 switching the current file
‘Is there someting better than tabs with filenames on them?’—ps
A good system for switching the current active file (within a single window) depends on:
- reliable and fast identification of each open file;
- fast, random access switches to make any open file the current active file—fast to operate that is, like switching between 3 files and do an operation on each, in 6 seconds;
- these switches should be discrete in size and make-up compared to the main action in the working space.
The real bottleneck is in the identification of the open files. The main methods for this are:
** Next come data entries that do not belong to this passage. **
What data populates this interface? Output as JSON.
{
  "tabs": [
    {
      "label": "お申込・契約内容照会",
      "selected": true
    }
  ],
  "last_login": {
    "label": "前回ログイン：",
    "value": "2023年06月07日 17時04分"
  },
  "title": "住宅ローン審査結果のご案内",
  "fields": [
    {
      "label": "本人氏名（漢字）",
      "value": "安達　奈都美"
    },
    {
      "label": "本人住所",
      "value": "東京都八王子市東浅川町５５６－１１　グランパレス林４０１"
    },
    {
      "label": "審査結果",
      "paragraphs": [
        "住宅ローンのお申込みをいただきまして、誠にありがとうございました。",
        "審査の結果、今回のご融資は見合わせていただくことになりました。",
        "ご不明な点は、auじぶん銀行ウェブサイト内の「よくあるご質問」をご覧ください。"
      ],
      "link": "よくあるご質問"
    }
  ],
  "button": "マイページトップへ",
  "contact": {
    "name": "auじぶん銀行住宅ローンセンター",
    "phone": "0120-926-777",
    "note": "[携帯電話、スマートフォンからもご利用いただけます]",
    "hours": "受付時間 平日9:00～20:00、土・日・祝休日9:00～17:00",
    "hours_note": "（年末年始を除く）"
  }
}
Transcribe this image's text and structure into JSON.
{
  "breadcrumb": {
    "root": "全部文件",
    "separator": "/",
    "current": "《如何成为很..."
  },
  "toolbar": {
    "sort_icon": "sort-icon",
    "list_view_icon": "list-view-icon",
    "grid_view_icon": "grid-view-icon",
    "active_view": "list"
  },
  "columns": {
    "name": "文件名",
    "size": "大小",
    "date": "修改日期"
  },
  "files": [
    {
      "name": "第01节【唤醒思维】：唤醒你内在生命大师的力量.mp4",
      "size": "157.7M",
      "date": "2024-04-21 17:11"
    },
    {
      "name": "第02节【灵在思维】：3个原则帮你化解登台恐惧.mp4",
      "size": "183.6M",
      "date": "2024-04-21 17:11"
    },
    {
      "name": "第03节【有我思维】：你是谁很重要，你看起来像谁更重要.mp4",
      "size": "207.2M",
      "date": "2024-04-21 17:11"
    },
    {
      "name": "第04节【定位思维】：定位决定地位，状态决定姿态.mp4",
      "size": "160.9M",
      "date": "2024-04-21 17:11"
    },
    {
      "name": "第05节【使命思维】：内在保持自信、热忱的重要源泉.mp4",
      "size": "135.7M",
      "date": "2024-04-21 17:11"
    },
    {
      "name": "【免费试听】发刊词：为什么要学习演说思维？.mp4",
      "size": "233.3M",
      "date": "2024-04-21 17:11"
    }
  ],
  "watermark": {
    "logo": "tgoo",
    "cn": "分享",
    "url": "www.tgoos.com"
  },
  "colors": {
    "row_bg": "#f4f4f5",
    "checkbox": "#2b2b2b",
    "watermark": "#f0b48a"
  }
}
- as generated from the (current) layer composition. This works reliably and fast under the same conditions that icons work reliably and fast: the macroscopic shape/motif and/or the macroscopic color for each one is really different. Besides that, what also really helps is that a significant difference in aspect ratio of the files is reflected in the thumbs. When these differences are there between each of the open files, this method for identification works most naturally. When this difference gets subtle, identification breaks down quickly.
- almost always unique between files. Even under the best of circumstances—the filename of each open file describes it brilliantly and distinctly—there is the delay involved with users connecting the file to the name. And it gets worse from there, with more cryptic and nearly identical names, down to the hell of machine generated ones: IMG184645. It just gets slower and more error prone.
- more a back-up system for when the above fail: ‘the original is on the left, the changed version next to it and the inspiration is on the right.’ Fits with a concentrated stretch of working. Can fall apart, simply with the passing of time or a change of what is on the working space. Must be ‘reprogrammed’ then.
So where is the bottleneck? It is in that identification by filename works well enough (according to our criteria) only in a minority of cases (say 30%) and by thumbnail even less (say 20%). Combining the two gets us beyond 50%, because so-so working thumbnails and so-so working filenames can reenforce each other to a usable result. Still, a sizeable percentage remains where only slower methods of further, deeper inspection—of the file contents (e.g. pixels or layer structure) in full fidelity; the canvas size; the repository location of the loaded file—can help to positively identify.
Combining a filename and a thumbnail into a small area can be challenge. Filenames render (in most scripts) into a long horizontal strip of pixels. We estimate that the aspect ratio distribution of the canvases of files is a twin-peaks curve, centred on the square (1:1) ratio, with peaks at approximately 3:2 and 2:3 ratios. In short: the thumbnail is something blocky. Integrating the two involves placing the blocky thumbnail at the head or tail of the filename strip, or rendering the filename strip inside, above or below the thumbnail block.
 one more thing
Let’s not forget one important factor, users:
- they engage with the files they are working on, making identification not a zero-knowledge game;
- they ultimately recognise files by the composite displayed on the canvas, their layer structure and layer contents;
- they do have in a lot of situations control over the filenames they use, making it their own, hence usable system.